Today, all that is left on the land he once owned is a well-constructed stone building on a high ridge overlooking a tree-lined hollow. The 16-x-35-foot building is coursed masonry: hand-cut limestone laid with a mortar of burned lime and sand. The interior is dirt-floored and one-room wide, although a frame partition divides the interior into two sections.

In the fields surrounding the building, patterns of rock are aligned in large rectangular patterns, perhaps the remnants of corrals or pens. Piles of cut wood, nails, and other building materials indicate that other structures, some say bunkhouses, once stood in the area as well.

Based on the artifacts, the stone structure and outbuildings were used chiefly as a residence and for farm or ranch purposes. As a group, the artifacts date the site from the 1870s to the early 1900s: fragments of heavy white tableware popular in the 1880s and 1890s, sherds of stoneware crocks and churns; bits of bitters, Schnapps and beer bottles from the 1870s to early twentieth century. Parts of a cast iron stove, horseshoes, a metal pail, baling wire, and other objects were found in the adjacent fields.

Yet, ranchers in the area today clearly recall their grandparents' stories describing the stone building not only as a store but also as containing wooden post office boxes, a combination of services typical in rural communities. Small country stores chiefly carried basic items required for everyday life such as flour, sugar, coffee, and salt as well as a limited supply of dry goods and such non-staple items as snuff, bitters, medicine, liquor, and candy. The storeowner and his family often lived in one end of the store partitioned off from the commercial side. Because the objects sold in the store were intended largely for household use, they would be largely indistinguishable from artifacts found in a rural dwelling. For archeologists sorting through these remains, the problem of the building's function was frustrating, and is, as yet, not fully resolved.

Whatever his role—rancher, storekeeper, postal clerk, or all three—Hallman remained at the scenic hilltop compound for only a decade, moving back to Austin with his family shortly before his death in 1892. His widow and two daughters retained ownership of the property until 1907. Today, the small hollow at the base of the hill still carries his name, although the spelling has changed over time.


For even the toughest and most able bodied of men, the tasks of establishing a ranching operation must have been daunting.

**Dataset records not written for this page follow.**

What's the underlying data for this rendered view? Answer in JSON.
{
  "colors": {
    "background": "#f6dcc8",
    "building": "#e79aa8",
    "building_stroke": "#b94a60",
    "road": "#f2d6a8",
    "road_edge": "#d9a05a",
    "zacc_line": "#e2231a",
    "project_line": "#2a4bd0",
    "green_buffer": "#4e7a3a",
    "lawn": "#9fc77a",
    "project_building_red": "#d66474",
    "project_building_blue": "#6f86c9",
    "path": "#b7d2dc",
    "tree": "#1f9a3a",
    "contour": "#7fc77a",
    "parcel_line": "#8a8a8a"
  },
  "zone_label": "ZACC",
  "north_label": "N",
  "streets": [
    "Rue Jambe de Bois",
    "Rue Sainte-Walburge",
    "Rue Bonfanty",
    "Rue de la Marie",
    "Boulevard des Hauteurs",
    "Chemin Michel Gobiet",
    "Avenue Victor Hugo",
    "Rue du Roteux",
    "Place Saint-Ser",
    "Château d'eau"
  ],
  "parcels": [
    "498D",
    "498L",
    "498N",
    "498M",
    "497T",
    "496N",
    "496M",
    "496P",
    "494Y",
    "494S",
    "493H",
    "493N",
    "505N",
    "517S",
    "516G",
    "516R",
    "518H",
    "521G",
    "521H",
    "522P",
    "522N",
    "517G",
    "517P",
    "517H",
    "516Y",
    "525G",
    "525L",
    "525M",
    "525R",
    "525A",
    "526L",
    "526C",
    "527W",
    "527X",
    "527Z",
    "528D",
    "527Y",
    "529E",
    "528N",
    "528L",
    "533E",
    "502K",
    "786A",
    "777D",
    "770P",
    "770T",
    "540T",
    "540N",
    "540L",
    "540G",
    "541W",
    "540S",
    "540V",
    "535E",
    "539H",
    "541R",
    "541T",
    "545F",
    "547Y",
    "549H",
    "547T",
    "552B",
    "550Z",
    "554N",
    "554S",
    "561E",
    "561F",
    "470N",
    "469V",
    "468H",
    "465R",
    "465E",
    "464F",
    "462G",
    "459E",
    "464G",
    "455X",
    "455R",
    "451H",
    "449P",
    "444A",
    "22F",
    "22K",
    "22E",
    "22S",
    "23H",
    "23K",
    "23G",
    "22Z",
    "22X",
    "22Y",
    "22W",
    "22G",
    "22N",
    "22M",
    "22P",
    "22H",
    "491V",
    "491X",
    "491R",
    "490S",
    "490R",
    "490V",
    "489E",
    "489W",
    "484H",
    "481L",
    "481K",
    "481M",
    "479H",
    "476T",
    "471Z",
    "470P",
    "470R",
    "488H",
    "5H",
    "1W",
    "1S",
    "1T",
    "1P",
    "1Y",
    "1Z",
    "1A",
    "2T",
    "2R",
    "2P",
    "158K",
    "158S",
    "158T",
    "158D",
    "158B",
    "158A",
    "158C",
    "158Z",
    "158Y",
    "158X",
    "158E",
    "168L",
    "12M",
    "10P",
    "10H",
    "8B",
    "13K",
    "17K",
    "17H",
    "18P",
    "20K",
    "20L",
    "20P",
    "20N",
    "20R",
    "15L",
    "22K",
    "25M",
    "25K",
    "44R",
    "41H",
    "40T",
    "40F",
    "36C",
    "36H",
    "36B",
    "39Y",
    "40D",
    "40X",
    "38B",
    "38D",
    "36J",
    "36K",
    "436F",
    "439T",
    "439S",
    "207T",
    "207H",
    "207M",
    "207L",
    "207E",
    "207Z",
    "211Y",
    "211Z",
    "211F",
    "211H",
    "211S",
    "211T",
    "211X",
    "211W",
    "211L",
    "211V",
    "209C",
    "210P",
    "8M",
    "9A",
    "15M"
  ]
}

Strong springs sustain fern-lined pools and a small stream in the tree-lined hollow below the stone building. In the creek, investigators found cut limestone blocks which are thought to be the remains of a springhouse, where foods and dairy products could be kept cooled. Photo by Susan Dial.
Strong springs sustain fern-lined pools and a small stream in the tree-lined hollow below the stone building. In the creek, investigators found cut limestone blocks which are thought to be the remains of a springhouse, where foods and dairy products could be kept cool. Photo by Susan Dial.
Fields adjacent to the stone building contained alignments of stone and small piles of building debris. Photo by Susan Dial.
Fields adjacent to the stone building contained alignments of stone and small piles of building debris. Photo by Susan Dial.
Rectangular patterning in the lines of stone suggest they are the remnants of stone walls, perhaps corrals or pens for sheep or other animals. Photo by Susan Dial
Rectangular patterning in the lines of stone suggest they are the remnants of stone walls, perhaps corrals or pens for sheep or other animals. Photo by Susan Dial